Dataset rows describing interfaces:
• • •

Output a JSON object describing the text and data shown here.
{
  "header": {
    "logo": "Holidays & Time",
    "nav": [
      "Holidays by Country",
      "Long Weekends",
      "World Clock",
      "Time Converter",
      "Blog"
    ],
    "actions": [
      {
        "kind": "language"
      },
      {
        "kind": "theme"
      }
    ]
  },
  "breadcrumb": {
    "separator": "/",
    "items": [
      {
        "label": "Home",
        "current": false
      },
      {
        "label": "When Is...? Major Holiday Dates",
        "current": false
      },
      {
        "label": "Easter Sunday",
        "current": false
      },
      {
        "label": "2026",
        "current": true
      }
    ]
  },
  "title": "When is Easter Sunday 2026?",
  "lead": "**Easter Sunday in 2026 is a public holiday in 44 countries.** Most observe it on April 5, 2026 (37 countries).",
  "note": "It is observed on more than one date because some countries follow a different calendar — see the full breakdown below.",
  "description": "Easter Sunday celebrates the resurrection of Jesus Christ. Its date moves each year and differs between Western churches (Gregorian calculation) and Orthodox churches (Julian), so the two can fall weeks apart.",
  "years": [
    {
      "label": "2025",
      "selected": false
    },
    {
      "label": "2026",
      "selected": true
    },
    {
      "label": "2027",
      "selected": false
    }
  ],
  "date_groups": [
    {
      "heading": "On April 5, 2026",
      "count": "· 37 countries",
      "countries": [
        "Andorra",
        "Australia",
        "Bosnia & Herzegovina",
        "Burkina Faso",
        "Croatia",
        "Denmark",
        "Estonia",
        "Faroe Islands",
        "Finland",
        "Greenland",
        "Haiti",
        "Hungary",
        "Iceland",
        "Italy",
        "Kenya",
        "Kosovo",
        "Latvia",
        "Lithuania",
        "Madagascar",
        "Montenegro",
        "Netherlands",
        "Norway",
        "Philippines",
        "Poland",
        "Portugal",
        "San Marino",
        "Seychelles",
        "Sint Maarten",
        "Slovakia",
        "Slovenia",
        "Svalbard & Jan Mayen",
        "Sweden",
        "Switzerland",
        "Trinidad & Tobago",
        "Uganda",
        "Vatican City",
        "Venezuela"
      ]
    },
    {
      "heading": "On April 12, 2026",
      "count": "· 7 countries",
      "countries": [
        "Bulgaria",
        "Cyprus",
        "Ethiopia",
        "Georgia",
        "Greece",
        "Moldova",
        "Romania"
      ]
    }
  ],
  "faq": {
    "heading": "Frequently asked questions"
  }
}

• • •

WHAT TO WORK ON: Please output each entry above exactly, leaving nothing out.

EXERCISE OUTPUT:
Output a JSON object describing the text and data shown here.
{
  "header": {
    "logo": "Holidays & Time",
    "nav": [
      "Holidays by Country",
      "Long Weekends",
      "World Clock",
      "Time Converter",
      "Blog"
    ],
    "actions": [
      {
        "kind": "language"
      },
      {
        "kind": "theme"
      }
    ]
  },
  "breadcrumb": {
    "separator": "/",
    "items": [
      {
        "label": "Home",
        "current": false
      },
      {
        "label": "When Is...? Major Holiday Dates",
        "current": false
      },
      {
        "label": "Easter Sunday",
        "current": false
      },
      {
        "label": "2026",
        "current": true
      }
    ]
  },
  "title": "When is Easter Sunday 2026?",
  "lead": "**Easter Sunday in 2026 is a public holiday in 44 countries.** Most observe it on April 5, 2026 (37 countries).",
  "note": "It is observed on more than one date because some countries follow a different calendar — see the full breakdown below.",
  "description": "Easter Sunday celebrates the resurrection of Jesus Christ. Its date moves each year and differs between Western churches (Gregorian calculation) and Orthodox churches (Julian), so the two can fall weeks apart.",
  "years": [
    {
      "label": "2025",
      "selected": false
    },
    {
      "label": "2026",
      "selected": true
    },
    {
      "label": "2027",
      "selected": false
    }
  ],
  "date_groups": [
    {
      "heading": "On April 5, 2026",
      "count": "· 37 countries",
      "countries": [
        "Andorra",
        "Australia",
        "Bosnia & Herzegovina",
        "Burkina Faso",
        "Croatia",
        "Denmark",
        "Estonia",
        "Faroe Islands",
        "Finland",
        "Greenland",
        "Haiti",
        "Hungary",
        "Iceland",
        "Italy",
        "Kenya",
        "Kosovo",
        "Latvia",
        "Lithuania",
        "Madagascar",
        "Montenegro",
        "Netherlands",
        "Norway",
        "Philippines",
        "Poland",
        "Portugal",
        "San Marino",
        "Seychelles",
        "Sint Maarten",
        "Slovakia",
        "Slovenia",
        "Svalbard & Jan Mayen",
        "Sweden",
        "Switzerland",
        "Trinidad & Tobago",
        "Uganda",
        "Vatican City",
        "Venezuela"
      ]
    },
    {
      "heading": "On April 12, 2026",
      "count": "· 7 countries",
      "countries": [
        "Bulgaria",
        "Cyprus",
        "Ethiopia",
        "Georgia",
        "Greece",
        "Moldova",
        "Romania"
      ]
    }
  ],
  "faq": {
    "heading": "Frequently asked questions"
  }
}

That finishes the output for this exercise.